### [YOUR OBJECTIVE]
Search the material below for the string "this" and extract each line that has it.

### [DATASET RECORDS]
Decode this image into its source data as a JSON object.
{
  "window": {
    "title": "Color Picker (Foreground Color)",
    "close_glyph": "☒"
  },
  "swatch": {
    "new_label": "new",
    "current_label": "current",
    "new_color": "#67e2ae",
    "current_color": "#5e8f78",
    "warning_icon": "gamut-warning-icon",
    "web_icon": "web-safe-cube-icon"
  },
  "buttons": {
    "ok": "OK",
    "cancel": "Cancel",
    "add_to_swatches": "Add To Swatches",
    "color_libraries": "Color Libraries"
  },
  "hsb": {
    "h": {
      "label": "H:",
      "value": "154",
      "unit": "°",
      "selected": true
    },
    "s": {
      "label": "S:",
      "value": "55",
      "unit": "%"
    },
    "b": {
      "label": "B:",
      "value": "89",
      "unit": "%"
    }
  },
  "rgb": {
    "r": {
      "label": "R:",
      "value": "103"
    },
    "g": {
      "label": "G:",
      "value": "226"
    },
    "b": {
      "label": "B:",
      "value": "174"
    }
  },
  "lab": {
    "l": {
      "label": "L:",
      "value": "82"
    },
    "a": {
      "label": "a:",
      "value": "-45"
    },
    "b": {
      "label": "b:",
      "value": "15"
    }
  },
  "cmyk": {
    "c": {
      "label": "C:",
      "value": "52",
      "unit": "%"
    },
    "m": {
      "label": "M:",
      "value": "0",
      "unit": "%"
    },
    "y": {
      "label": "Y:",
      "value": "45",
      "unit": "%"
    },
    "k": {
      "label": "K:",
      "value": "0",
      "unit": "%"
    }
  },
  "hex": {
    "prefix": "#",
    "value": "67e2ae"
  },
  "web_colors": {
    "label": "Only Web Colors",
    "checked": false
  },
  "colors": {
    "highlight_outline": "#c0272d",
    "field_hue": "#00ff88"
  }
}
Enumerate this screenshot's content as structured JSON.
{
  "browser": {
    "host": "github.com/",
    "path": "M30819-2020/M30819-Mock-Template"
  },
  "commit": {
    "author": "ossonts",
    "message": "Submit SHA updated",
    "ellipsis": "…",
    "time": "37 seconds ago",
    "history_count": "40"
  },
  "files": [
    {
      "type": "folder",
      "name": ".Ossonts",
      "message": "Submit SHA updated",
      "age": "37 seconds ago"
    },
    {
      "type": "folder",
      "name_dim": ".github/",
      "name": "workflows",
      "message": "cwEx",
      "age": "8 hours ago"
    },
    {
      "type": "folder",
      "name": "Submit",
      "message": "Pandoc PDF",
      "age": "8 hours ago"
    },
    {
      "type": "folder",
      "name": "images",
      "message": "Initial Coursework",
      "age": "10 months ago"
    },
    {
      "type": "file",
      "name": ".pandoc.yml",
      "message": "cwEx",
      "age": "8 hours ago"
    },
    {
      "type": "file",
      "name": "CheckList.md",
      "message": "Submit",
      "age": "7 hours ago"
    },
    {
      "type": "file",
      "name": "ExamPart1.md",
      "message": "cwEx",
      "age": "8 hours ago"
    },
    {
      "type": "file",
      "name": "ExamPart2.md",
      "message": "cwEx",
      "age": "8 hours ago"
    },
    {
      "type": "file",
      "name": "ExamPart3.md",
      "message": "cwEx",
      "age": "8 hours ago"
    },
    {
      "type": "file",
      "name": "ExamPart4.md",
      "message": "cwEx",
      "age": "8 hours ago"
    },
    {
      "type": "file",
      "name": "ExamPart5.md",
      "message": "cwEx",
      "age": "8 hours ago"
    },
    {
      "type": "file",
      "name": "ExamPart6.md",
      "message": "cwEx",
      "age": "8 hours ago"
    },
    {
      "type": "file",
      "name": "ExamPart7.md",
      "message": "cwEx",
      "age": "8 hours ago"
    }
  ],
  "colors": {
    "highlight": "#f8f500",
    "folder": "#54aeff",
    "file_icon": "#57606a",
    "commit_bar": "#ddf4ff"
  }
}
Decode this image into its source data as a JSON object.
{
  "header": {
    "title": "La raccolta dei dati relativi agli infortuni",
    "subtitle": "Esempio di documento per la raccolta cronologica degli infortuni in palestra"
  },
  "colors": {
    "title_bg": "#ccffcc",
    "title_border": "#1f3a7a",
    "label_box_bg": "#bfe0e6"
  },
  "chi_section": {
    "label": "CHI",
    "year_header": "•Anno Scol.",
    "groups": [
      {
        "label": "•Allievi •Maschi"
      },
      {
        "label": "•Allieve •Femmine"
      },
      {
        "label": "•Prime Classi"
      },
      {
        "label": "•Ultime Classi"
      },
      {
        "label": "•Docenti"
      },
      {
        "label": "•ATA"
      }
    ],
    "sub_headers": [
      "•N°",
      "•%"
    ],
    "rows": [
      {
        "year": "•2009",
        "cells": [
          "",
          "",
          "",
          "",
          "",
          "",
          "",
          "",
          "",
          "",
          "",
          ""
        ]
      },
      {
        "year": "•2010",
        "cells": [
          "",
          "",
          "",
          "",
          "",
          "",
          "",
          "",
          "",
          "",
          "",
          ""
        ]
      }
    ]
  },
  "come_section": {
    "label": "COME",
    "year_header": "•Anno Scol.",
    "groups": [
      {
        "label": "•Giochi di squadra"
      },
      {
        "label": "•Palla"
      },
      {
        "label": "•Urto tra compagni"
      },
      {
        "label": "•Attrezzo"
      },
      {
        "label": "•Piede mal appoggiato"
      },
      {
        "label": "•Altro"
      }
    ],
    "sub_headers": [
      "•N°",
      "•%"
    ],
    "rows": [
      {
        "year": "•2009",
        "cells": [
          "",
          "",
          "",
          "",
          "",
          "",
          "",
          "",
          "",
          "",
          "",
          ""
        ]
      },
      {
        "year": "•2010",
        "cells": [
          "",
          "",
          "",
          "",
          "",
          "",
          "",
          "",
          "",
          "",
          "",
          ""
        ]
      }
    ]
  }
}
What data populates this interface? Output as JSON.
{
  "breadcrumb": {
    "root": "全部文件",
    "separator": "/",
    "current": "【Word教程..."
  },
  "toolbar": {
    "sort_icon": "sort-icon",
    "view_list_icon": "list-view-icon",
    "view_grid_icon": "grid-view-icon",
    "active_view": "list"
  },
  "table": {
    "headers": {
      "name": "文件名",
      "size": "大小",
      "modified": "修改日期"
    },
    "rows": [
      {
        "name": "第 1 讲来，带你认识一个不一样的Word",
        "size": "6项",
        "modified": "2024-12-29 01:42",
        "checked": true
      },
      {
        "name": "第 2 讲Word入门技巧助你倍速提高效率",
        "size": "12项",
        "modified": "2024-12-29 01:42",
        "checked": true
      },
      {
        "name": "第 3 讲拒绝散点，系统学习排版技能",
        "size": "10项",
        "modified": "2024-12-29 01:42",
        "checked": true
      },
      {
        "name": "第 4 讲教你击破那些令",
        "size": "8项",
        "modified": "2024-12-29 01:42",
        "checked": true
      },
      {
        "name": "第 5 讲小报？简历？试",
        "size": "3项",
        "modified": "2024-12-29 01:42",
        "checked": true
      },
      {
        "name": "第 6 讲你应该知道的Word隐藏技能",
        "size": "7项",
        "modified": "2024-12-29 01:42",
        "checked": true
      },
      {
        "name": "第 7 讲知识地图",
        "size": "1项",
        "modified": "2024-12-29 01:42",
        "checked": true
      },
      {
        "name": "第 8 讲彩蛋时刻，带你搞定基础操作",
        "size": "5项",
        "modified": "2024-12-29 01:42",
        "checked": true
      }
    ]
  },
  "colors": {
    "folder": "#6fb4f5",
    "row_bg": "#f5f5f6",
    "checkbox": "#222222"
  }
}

### [ANSWER]
Decode this image into its source data as a JSON object.
Enumerate this screenshot's content as structured JSON.
Decode this image into its source data as a JSON object.
What data populates this interface? Output as JSON.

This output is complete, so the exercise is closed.